h) collecting the antigen-binding molecules from the cultures of the cell cultured in the step g).

113. A method for producing an antigen-binding molecule whose antigen-binding activity is changed depending on pH conditions, the method comprising the steps of:

a) preparing a library comprising a plurality of replicable expression vectors each comprising, in an operably linked state, a plurality of polynucleotides each encoding antigen-binding molecules differing in sequence from each other according to claim 83;
b) allowing a plurality of viruses each transformed with the expression vectors contained in the library to express on their surface the antigen-binding molecules or the fusion polypeptides differing in sequence from each other encoded by the polynucleotides;
c) contacting the plurality of viruses with antigens under two or more different pH conditions;
d) sorting, from the library, a subpopulation of viruses whose antigen-binding activity is changed depending on the pH conditions;
e) isolating each virus whose antigen-binding activity is changed depending on the pH conditions from the virus subpopulation sorted in the step d);
f) isolating the polynucleotides from the isolated virus;
g) linking the isolated polynucleotides in frame with a polynucleotide encoding an antibody constant region;
h) culturing a host cell transfected with a vector having an operably linked insert of the polynucleotides linked in the step g); and
i) collecting the antigen-binding molecules from the cultures of the cell cultured in the step h).

114. The production method according to claim 112, wherein the steps c) and d) are additionally repeated at least once.

115. The production method according to claim 112, wherein an antigen-binding molecule having lower antigen-binding activity in an acidic pH condition than that in a neutral pH condition is selected.

116. The production method according to claim 115, wherein the acidic pH condition is pH 4.0 to 6.5.
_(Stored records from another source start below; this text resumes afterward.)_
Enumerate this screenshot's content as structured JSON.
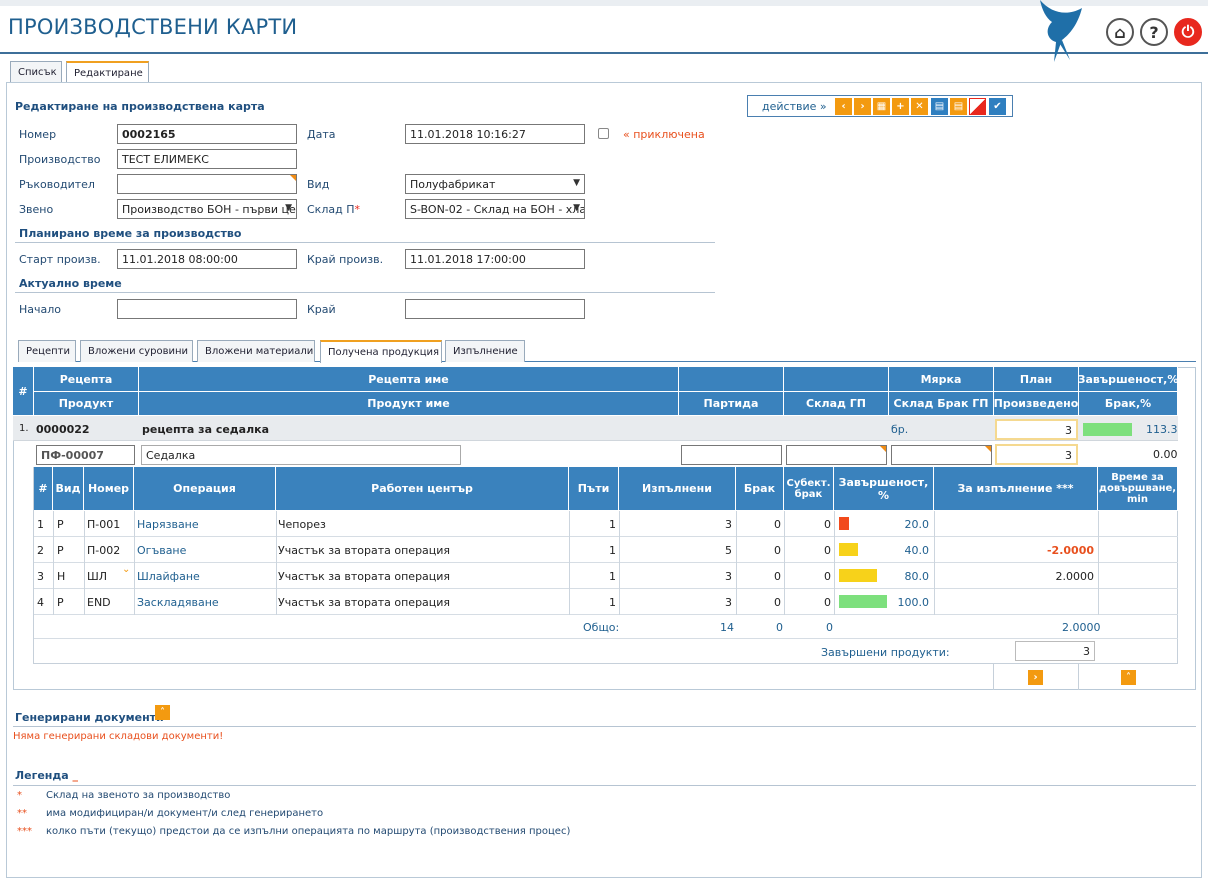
{
  "app": {
    "title": "ПРОИЗВОДСТВЕНИ КАРТИ"
  },
  "header_buttons": {
    "help": "?"
  },
  "main_tabs": [
    {
      "label": "Списък"
    },
    {
      "label": "Редактиране"
    }
  ],
  "form": {
    "title": "Редактиране на производствена карта",
    "number_label": "Номер",
    "number_value": "0002165",
    "date_label": "Дата",
    "date_value": "11.01.2018 10:16:27",
    "closed_label": "« приключена",
    "production_label": "Производство",
    "production_value": "ТЕСТ ЕЛИМЕКС",
    "manager_label": "Ръководител",
    "manager_value": "",
    "type_label": "Вид",
    "type_value": "Полуфабрикат",
    "unit_label": "Звено",
    "unit_value": "Производство БОН - първи це",
    "warehouse_label": "Склад П",
    "warehouse_required": "*",
    "warehouse_value": "S-BON-02 - Склад на БОН - хла",
    "planned_title": "Планирано време за производство",
    "start_label": "Старт произв.",
    "start_value": "11.01.2018 08:00:00",
    "end_label": "Край произв.",
    "end_value": "11.01.2018 17:00:00",
    "actual_title": "Актуално време",
    "begin_label": "Начало",
    "begin_value": "",
    "finish_label": "Край",
    "finish_value": ""
  },
  "action_bar": {
    "label": "действие »"
  },
  "sub_tabs": [
    {
      "label": "Рецепти"
    },
    {
      "label": "Вложени суровини"
    },
    {
      "label": "Вложени материали"
    },
    {
      "label": "Получена продукция"
    },
    {
      "label": "Изпълнение"
    }
  ],
  "grid": {
    "head_top": {
      "hash": "#",
      "recipe": "Рецепта",
      "recipe_name": "Рецепта име",
      "measure": "Мярка",
      "plan": "План",
      "completeness": "Завършеност,%"
    },
    "head_bottom": {
      "product": "Продукт",
      "product_name": "Продукт име",
      "batch": "Партида",
      "warehouse_gp": "Склад ГП",
      "warehouse_scrap": "Склад Брак ГП",
      "produced": "Произведено",
      "scrap": "Брак,%"
    },
    "row": {
      "index": "1.",
      "recipe": "0000022",
      "recipe_name": "рецепта за седалка",
      "measure": "бр.",
      "plan": "3",
      "completeness": "113.3",
      "completeness_fraction": 1.0,
      "product": "ПФ-00007",
      "product_name": "Седалка",
      "produced": "3",
      "scrap": "0.00"
    }
  },
  "ops": {
    "headers": {
      "hash": "#",
      "kind": "Вид",
      "number": "Номер",
      "operation": "Операция",
      "workcenter": "Работен център",
      "times": "Пъти",
      "done": "Изпълнени",
      "scrap": "Брак",
      "subj_scrap": "Субект. брак",
      "completeness": "Завършеност, %",
      "to_do": "За изпълнение ***",
      "time_left": "Време за довършване, min"
    },
    "rows": [
      {
        "n": "1",
        "kind": "Р",
        "number": "П-001",
        "operation": "Нарязване",
        "workcenter": "Чепорез",
        "times": "1",
        "done": "3",
        "scrap": "0",
        "subj": "0",
        "pct": "20.0",
        "pct_value": 20,
        "color": "#f24a1c",
        "todo": ""
      },
      {
        "n": "2",
        "kind": "Р",
        "number": "П-002",
        "operation": "Огъване",
        "workcenter": "Участък за втората операция",
        "times": "1",
        "done": "5",
        "scrap": "0",
        "subj": "0",
        "pct": "40.0",
        "pct_value": 40,
        "color": "#f7d21a",
        "todo": "-2.0000"
      },
      {
        "n": "3",
        "kind": "Н",
        "number": "ШЛ",
        "operation": "Шлайфане",
        "workcenter": "Участък за втората операция",
        "times": "1",
        "done": "3",
        "scrap": "0",
        "subj": "0",
        "pct": "80.0",
        "pct_value": 80,
        "color": "#f7d21a",
        "todo": "2.0000"
      },
      {
        "n": "4",
        "kind": "Р",
        "number": "END",
        "operation": "Заскладяване",
        "workcenter": "Участък за втората операция",
        "times": "1",
        "done": "3",
        "scrap": "0",
        "subj": "0",
        "pct": "100.0",
        "pct_value": 100,
        "color": "#7de07d",
        "todo": ""
      }
    ],
    "total_label": "Общо:",
    "total_done": "14",
    "total_scrap": "0",
    "total_subj": "0",
    "total_todo": "2.0000",
    "finished_label": "Завършени продукти:",
    "finished_value": "3"
  },
  "generated": {
    "title": "Генерирани документи",
    "message": "Няма генерирани складови документи!"
  },
  "legend": {
    "title": "Легенда",
    "items": [
      {
        "mark": "*",
        "text": "Склад на звеното за производство"
      },
      {
        "mark": "**",
        "text": "има модифициран/и документ/и след генерирането"
      },
      {
        "mark": "***",
        "text": "колко пъти (текущо) предстои да се изпълни операцията по маршрута (производствения процес)"
      }
    ]
  }
}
117. The production method according to claim 115, wherein the neutral pH condition is pH 6.7 to 10.0.

118. An antigen-binding molecule produced by a production method according to claim 112.

Patent History
Publication number: 20220187308
Type: Application
Filed: Dec 22, 2021
Publication Date: Jun 16, 2022
Applicant: Chugai Seiyaku Kabushiki Kaisha (Tokyo)
Inventors: Tomoyuki IGAWA (Shizuoka), Shinya ISHII (Shizuoka), Miho FUNAKI (Shizuoka), Naoka HIRONIWA (Shizuoka), Shun SHIMIZU (Shizuoka)
Application Number: 17/559,758
Classifications
International Classification: G01N 33/68 (20060101); C07K 16/00 (20060101); C07K 16/24 (20060101); C07K 16/26 (20060101); C07K 16/40 (20060101); C07K 16/28 (20060101);